Cycling legend Laurent Fignon made public the news that he is suffering from an advanced form of intestinal cancer on Thursday. The Frenchman who won the Tour de France twice, and had the dubious honour of being the rider to finish second to Greg LeMond in the closest Tour in history in 1989, has already begun treatment for the disease .
"I am undergoing chemotherapy already and have been for 15 days," he said in a radio interview with the Europe 1 show "7 à 8". "I did the second session a few days ago. Things are going pretty well, I feel good. Right now, I don’t know more than you. Everything is going well."
"They've detected cancer in my digestive tract, but it's not clear where exactly. It is bad news," said Fignon, 48.
"My cancer is an advanced cancer, and since it has already spread, it is almost certainly involving the pancreas. Therefore I do not know how long I have to live. One cannot say what will happen, but I am optimistic. I'm going to fight, and I will succeed in winning this fight."

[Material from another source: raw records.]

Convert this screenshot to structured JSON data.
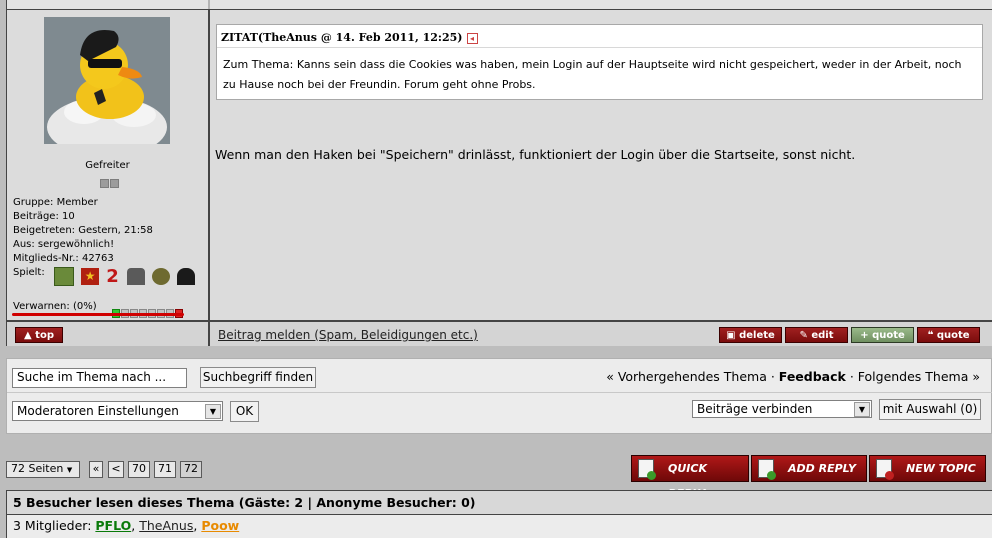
{
  "profile": {
    "rank_title": "Gefreiter",
    "group": "Gruppe: Member",
    "posts": "Beiträge: 10",
    "joined": "Beigetreten: Gestern, 21:58",
    "from": "Aus: sergewöhnlich!",
    "member_no": "Mitglieds-Nr.: 42763",
    "plays_label": "Spielt:",
    "warn_label": "Verwarnen: (0%)"
  },
  "post": {
    "quote_header": "ZITAT(TheAnus @ 14. Feb 2011, 12:25)",
    "quote_text": "Zum Thema: Kanns sein dass die Cookies was haben, mein Login auf der Hauptseite wird nicht gespeichert, weder in der Arbeit, noch zu Hause noch bei der Freundin. Forum geht ohne Probs.",
    "body": "Wenn man den Haken bei \"Speichern\" drinlässt, funktioniert der Login über die Startseite, sonst nicht."
  },
  "post_footer": {
    "top_label": "top",
    "report_link": "Beitrag melden (Spam, Beleidigungen etc.)",
    "delete_label": "delete",
    "edit_label": "edit",
    "quote_multi_label": "quote",
    "quote_label": "quote"
  },
  "mod_panel": {
    "search_value": "Suche im Thema nach ...",
    "search_button": "Suchbegriff finden",
    "nav_prev": "« Vorhergehendes Thema",
    "nav_sep1": " · ",
    "nav_forum": "Feedback",
    "nav_sep2": " · ",
    "nav_next": "Folgendes Thema »",
    "mod_select": "Moderatoren Einstellungen",
    "ok_button": "OK",
    "merge_select": "Beiträge verbinden",
    "with_selection_button": "mit Auswahl (0)"
  },
  "pagination": {
    "pages_label": "72 Seiten",
    "first": "«",
    "prev": "<",
    "pages": [
      "70",
      "71",
      "72"
    ]
  },
  "actions": {
    "quick_reply": "QUICK REPLY",
    "add_reply": "ADD REPLY",
    "new_topic": "NEW TOPIC"
  },
  "visitors": {
    "header": "5 Besucher lesen dieses Thema (Gäste: 2 | Anonyme Besucher: 0)",
    "members_prefix": "3 Mitglieder: ",
    "members": [
      "PFLO",
      "TheAnus",
      "Poow"
    ],
    "sep": ", "
  }
}
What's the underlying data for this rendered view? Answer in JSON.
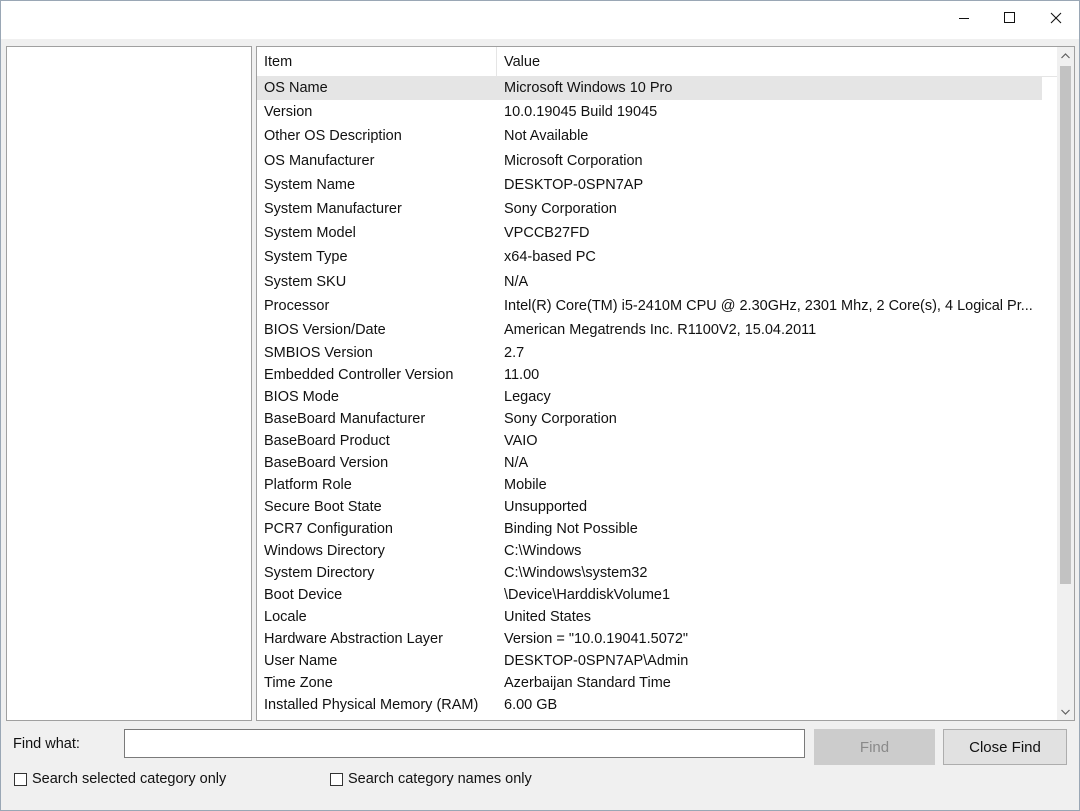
{
  "window": {
    "min_icon": "minimize-icon",
    "max_icon": "maximize-icon",
    "close_icon": "close-icon"
  },
  "table": {
    "columns": [
      "Item",
      "Value"
    ],
    "rows": [
      {
        "item": "OS Name",
        "value": "Microsoft Windows 10 Pro",
        "selected": true
      },
      {
        "item": "Version",
        "value": "10.0.19045 Build 19045"
      },
      {
        "item": "Other OS Description",
        "value": "Not Available"
      },
      {
        "item": "OS Manufacturer",
        "value": "Microsoft Corporation"
      },
      {
        "item": "System Name",
        "value": "DESKTOP-0SPN7AP"
      },
      {
        "item": "System Manufacturer",
        "value": "Sony Corporation"
      },
      {
        "item": "System Model",
        "value": "VPCCB27FD"
      },
      {
        "item": "System Type",
        "value": "x64-based PC"
      },
      {
        "item": "System SKU",
        "value": "N/A"
      },
      {
        "item": "Processor",
        "value": "Intel(R) Core(TM) i5-2410M CPU @ 2.30GHz, 2301 Mhz, 2 Core(s), 4 Logical Pr..."
      },
      {
        "item": "BIOS Version/Date",
        "value": "American Megatrends Inc. R1100V2, 15.04.2011"
      },
      {
        "item": "SMBIOS Version",
        "value": "2.7"
      },
      {
        "item": "Embedded Controller Version",
        "value": "11.00"
      },
      {
        "item": "BIOS Mode",
        "value": "Legacy"
      },
      {
        "item": "BaseBoard Manufacturer",
        "value": "Sony Corporation"
      },
      {
        "item": "BaseBoard Product",
        "value": "VAIO"
      },
      {
        "item": "BaseBoard Version",
        "value": "N/A"
      },
      {
        "item": "Platform Role",
        "value": "Mobile"
      },
      {
        "item": "Secure Boot State",
        "value": "Unsupported"
      },
      {
        "item": "PCR7 Configuration",
        "value": "Binding Not Possible"
      },
      {
        "item": "Windows Directory",
        "value": "C:\\Windows"
      },
      {
        "item": "System Directory",
        "value": "C:\\Windows\\system32"
      },
      {
        "item": "Boot Device",
        "value": "\\Device\\HarddiskVolume1"
      },
      {
        "item": "Locale",
        "value": "United States"
      },
      {
        "item": "Hardware Abstraction Layer",
        "value": "Version = \"10.0.19041.5072\""
      },
      {
        "item": "User Name",
        "value": "DESKTOP-0SPN7AP\\Admin"
      },
      {
        "item": "Time Zone",
        "value": "Azerbaijan Standard Time"
      },
      {
        "item": "Installed Physical Memory (RAM)",
        "value": "6.00 GB"
      }
    ]
  },
  "find": {
    "label": "Find what:",
    "input_value": "",
    "find_button": "Find",
    "close_find_button": "Close Find",
    "checkbox_selected_category": "Search selected category only",
    "checkbox_category_names": "Search category names only"
  },
  "colors": {
    "selected_row": "#e5e5e5",
    "window_bg": "#f0f0f0"
  }
}
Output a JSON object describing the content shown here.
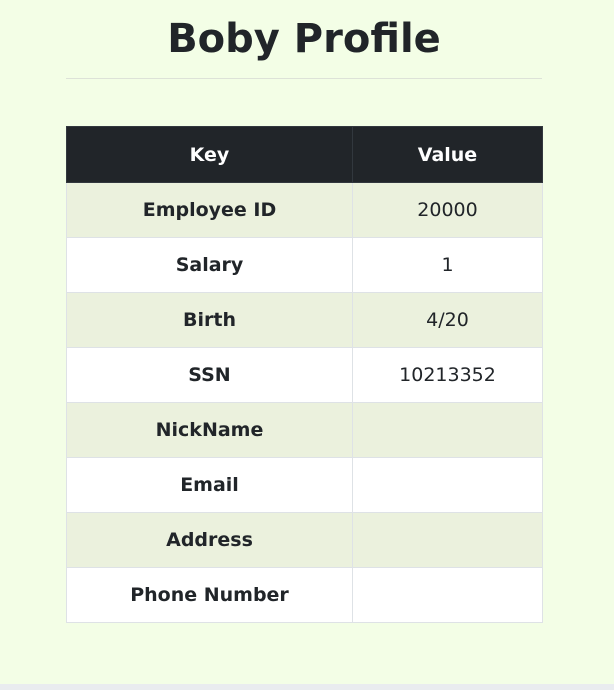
{
  "page": {
    "title": "Boby Profile"
  },
  "table": {
    "headers": {
      "key": "Key",
      "value": "Value"
    },
    "rows": [
      {
        "key": "Employee ID",
        "value": "20000"
      },
      {
        "key": "Salary",
        "value": "1"
      },
      {
        "key": "Birth",
        "value": "4/20"
      },
      {
        "key": "SSN",
        "value": "10213352"
      },
      {
        "key": "NickName",
        "value": ""
      },
      {
        "key": "Email",
        "value": ""
      },
      {
        "key": "Address",
        "value": ""
      },
      {
        "key": "Phone Number",
        "value": ""
      }
    ]
  },
  "colors": {
    "page_background": "#f3fee6",
    "header_background": "#212529",
    "striped_row": "#ebf1dd"
  }
}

Fignon's diagnosis comes on the eve of the release of his book, "Nous étions jeunes et insouciants" (We were young and carefree) in which he reveals the use of performance-enhancing drugs during his career. He admitted to taking amphetamines and cortisone, but said that his cancer was not caused by his past doping.
"I candidly explained (to my doctors) what I had done in my career, and they said it can not be that. It would be too simple."